The light sensitive cells in the retina are called rods (useful in dim vision) and cones (used for color vision). Gene mutations can impact either or both types. Those that cause a dysfunction in cones result in defective color vision of various types, sometimes called colorblindness.
This is a type of colorblindness in which the retina is less responsive to short wavelength or blue light. It is among the least common forms of colorblindness.
Individuals are generally unable to see objects with blue color although there is some variation in the amount and type of deficiency. Some people may have difficulty seeing some blue-yellow colors and these also can have some problems identifying reds and greens. However, the more blue-green color blindness found primarily in males is caused by different genetic defects and is not part of tritanopia.
Tritanopia is caused by mutations in a non-sex chromosome and therefore is found in equal frequency among males and females. It is inherited in an autosomal dominant pattern and passed directly from parent to child with a 50% probability.

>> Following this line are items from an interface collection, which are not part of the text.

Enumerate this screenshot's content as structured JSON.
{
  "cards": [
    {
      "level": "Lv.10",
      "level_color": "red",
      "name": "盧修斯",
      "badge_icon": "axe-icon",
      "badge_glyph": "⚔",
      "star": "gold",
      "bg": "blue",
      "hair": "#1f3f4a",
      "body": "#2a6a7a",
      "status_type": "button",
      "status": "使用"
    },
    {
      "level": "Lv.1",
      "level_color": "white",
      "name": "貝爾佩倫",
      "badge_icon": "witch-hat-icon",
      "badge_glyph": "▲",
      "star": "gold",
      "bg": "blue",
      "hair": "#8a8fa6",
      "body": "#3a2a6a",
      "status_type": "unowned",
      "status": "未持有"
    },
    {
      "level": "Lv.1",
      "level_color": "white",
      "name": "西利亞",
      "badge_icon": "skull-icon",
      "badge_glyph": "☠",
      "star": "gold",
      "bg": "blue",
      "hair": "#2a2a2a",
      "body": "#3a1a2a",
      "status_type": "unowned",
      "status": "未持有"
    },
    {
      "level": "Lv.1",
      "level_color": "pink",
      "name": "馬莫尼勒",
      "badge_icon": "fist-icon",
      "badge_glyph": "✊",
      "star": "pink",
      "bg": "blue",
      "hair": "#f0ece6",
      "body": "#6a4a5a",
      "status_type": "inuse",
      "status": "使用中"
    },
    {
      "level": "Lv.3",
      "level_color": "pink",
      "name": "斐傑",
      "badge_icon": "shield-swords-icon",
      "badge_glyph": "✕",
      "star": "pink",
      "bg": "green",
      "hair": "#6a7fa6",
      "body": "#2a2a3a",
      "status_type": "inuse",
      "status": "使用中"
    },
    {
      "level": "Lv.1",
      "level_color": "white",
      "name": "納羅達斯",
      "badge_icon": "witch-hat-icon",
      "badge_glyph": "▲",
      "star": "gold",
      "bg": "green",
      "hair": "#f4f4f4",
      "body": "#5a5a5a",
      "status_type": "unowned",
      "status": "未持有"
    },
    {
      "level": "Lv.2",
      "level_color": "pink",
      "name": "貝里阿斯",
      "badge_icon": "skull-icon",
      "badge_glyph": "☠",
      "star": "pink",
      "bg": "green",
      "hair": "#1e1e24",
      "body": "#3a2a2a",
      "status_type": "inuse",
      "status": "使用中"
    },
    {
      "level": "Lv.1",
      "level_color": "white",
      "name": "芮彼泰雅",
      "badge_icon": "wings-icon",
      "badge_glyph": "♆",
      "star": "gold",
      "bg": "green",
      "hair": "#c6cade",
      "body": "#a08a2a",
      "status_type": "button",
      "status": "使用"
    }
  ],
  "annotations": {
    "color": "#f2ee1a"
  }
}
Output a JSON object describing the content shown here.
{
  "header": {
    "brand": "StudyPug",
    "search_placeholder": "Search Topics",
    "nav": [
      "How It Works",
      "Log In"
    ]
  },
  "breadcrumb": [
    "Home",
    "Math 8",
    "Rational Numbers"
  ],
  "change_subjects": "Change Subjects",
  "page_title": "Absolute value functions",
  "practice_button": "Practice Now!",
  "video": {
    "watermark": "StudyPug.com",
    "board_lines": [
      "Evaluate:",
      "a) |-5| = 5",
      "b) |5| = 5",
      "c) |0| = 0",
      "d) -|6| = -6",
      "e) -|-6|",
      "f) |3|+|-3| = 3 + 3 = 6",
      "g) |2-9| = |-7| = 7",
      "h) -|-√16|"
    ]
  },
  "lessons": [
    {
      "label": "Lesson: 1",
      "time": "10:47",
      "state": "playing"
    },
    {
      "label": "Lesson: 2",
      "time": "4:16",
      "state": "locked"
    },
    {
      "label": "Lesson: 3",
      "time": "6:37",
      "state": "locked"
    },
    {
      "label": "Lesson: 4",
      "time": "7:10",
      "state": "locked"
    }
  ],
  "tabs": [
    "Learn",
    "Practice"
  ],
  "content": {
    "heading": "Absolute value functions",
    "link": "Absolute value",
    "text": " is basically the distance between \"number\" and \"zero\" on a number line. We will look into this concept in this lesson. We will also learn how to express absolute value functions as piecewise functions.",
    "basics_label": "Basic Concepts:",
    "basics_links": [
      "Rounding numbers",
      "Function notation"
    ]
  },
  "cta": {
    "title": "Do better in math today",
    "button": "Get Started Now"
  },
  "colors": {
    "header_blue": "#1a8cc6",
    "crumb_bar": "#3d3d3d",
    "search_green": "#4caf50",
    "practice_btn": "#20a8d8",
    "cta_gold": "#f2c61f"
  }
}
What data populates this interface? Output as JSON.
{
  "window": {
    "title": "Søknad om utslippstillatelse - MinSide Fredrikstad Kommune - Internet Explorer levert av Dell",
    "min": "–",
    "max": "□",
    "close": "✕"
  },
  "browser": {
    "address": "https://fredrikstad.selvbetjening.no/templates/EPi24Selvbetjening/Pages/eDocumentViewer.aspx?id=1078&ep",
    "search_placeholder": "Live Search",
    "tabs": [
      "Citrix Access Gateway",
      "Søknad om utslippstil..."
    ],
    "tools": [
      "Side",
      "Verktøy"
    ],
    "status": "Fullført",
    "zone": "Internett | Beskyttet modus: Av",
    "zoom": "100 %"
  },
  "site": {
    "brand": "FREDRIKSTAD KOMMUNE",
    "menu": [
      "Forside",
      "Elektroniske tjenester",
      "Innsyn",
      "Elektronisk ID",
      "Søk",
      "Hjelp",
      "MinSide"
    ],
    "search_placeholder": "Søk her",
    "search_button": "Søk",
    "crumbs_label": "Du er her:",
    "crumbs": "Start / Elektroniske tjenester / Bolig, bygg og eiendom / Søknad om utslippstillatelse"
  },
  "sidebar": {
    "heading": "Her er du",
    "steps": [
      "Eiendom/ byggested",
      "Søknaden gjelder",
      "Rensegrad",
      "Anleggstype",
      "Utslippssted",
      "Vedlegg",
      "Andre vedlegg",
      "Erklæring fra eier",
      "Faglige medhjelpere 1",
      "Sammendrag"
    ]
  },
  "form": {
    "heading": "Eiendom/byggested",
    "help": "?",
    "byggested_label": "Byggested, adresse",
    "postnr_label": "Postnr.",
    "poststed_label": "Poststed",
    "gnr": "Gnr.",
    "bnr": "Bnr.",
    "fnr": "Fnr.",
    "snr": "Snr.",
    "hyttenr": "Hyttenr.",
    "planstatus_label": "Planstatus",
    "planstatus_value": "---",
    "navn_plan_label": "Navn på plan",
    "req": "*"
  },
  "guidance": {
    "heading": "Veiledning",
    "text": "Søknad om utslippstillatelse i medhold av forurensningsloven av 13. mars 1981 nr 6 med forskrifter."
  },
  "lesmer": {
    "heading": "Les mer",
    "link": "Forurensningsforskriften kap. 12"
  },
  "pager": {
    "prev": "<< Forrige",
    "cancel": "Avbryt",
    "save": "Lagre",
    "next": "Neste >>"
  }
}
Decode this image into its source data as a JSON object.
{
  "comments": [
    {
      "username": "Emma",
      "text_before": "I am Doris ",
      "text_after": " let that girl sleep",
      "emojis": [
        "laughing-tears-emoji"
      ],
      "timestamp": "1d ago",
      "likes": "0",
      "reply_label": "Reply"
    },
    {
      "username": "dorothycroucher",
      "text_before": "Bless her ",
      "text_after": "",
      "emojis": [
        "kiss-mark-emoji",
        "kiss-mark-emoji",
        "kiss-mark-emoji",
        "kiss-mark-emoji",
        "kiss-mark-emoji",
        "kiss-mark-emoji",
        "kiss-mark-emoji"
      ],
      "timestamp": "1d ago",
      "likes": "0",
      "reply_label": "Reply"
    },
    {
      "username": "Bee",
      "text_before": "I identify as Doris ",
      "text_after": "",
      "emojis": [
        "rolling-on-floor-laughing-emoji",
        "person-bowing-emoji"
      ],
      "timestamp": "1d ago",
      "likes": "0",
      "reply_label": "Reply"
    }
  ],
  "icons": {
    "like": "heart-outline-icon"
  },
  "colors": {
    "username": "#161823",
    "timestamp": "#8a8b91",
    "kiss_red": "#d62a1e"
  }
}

This is a stable disorder present at birth with no evidence that the retinal disease is progressive. It results from a genetic defect in retinal cells in the retina (the light sensing tissue in the eye) that normally respond to short wavelength light such as blue colors. No other health problems are known to be associated and no treatment is available.